Patent Application Writing Insights

When I started writing patent applications nearly twenty five years ago, the patent examination process was different than it is now. Twenty years ago, the patent office would grant patent protection for just about any invention. Unfortunately, this is no longer the case. The pendulum has swung in the opposite direction. The biggest cause for the pendulum swing is the 2007 Supreme Court case of KSR v. Teleflex (KSR). To make a long story short, KSR made it easier for a patent examiner to combine unrelated prior-art references (usually patents or published patent applications) to reject the claims of a patent application.

If your patent application goes to a patent examiner who has been with the patent office for over seven years, your chances of getting a patent application issued are greater than if the patent application goes to a patent examiner with less than seven years of examining experience. Why? Because the more-experienced examiner was trained differently than the post-KSR patent examiner. The Patent Office is legally obligated to follow the rulings of the Supreme Court. The Patent Office has to make a subjective interpretation of the KSR ruling to train its patent examiners. Unfortunately, I believe that the Patent Office has exaggerated the intent of KSR, to the detriment of inventors.
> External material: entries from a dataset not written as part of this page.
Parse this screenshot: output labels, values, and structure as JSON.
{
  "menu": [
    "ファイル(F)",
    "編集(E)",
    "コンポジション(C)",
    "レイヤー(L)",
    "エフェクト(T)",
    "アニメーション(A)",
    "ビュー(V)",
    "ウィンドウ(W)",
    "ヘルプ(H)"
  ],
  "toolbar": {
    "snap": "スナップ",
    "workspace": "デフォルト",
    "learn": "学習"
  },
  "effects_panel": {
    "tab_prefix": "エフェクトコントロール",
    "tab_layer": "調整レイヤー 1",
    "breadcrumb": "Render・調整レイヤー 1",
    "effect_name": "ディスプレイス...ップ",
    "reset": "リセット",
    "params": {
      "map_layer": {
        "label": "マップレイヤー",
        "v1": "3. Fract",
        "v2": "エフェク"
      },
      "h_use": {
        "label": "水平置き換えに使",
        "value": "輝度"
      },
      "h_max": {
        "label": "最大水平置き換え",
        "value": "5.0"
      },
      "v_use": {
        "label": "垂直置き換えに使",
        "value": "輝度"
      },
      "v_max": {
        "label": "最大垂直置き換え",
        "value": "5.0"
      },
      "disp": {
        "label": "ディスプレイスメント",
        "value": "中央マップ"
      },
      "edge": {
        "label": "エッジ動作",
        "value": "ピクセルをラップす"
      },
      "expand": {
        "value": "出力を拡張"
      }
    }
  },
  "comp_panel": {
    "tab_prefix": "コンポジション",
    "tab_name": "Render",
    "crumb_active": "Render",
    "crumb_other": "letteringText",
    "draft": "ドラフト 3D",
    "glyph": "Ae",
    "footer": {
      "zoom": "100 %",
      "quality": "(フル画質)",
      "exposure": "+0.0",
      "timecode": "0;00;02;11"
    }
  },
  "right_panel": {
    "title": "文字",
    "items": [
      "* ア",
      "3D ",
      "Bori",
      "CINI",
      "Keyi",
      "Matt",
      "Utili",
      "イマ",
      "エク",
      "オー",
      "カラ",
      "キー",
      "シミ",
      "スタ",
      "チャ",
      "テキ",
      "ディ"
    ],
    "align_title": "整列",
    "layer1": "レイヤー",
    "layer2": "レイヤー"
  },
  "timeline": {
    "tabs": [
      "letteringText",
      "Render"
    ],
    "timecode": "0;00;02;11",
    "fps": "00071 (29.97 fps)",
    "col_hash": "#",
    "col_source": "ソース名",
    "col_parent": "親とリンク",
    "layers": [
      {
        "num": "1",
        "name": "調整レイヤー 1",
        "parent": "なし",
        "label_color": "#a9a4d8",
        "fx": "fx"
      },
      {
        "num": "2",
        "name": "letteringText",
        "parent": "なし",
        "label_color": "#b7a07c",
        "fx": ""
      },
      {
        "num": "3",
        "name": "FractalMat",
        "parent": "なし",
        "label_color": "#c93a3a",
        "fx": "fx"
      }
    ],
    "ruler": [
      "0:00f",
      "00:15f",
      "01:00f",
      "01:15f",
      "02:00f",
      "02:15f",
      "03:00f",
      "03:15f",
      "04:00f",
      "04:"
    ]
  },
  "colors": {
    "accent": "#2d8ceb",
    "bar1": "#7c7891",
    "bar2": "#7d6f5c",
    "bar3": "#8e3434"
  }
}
The Patent Office is communicating by its actions that the development of technology is to move forward with large steps instead of small steps. I personally disagree with the Patent Office's "big steps" position. The whole purpose of granting patents is to generate a library of inventions that provide a reference to inventors for creating new inventions. If fewer patents are granted, there will be fewer patents in the patent library.

However, there still is hope for "small step" inventions. Even under KSR, your invention must have at least one feature that is not found in any prior-art references. If your patent application discloses the unique feature, you will probably be granted a patent.

The process of finding the unique feature starts with the patent search. The patent search provides prior-art references with devices that are similar to your invention. If your invention contains the unique feature, it will probably get patent protection. When the patent application is written, it is important to fully describe the unique feature with enough detail to prevent the examiner from making a broad rejection with some prior-art reference. This is where my extensive engineering and legal experience provide me insights that my competitors may not have.

As part of the patent application, claims are written that define the scope of the invention. When the patent application is examined, the examiner does a prior-art search for similar inventions. The examiner will review the claims to see if the claims describe any prior-art reference(s). The claims can be amended to avoid describing the prior-art reference found by the patent examiner during their patent search. The unique feature must be described with enough detail, because new material cannot be added to the specification.

The next section will describe how a patent examiner documents their opinion concerning the allowability of the claims filed in the patent application. The patent examiner's written opinion is called an office action.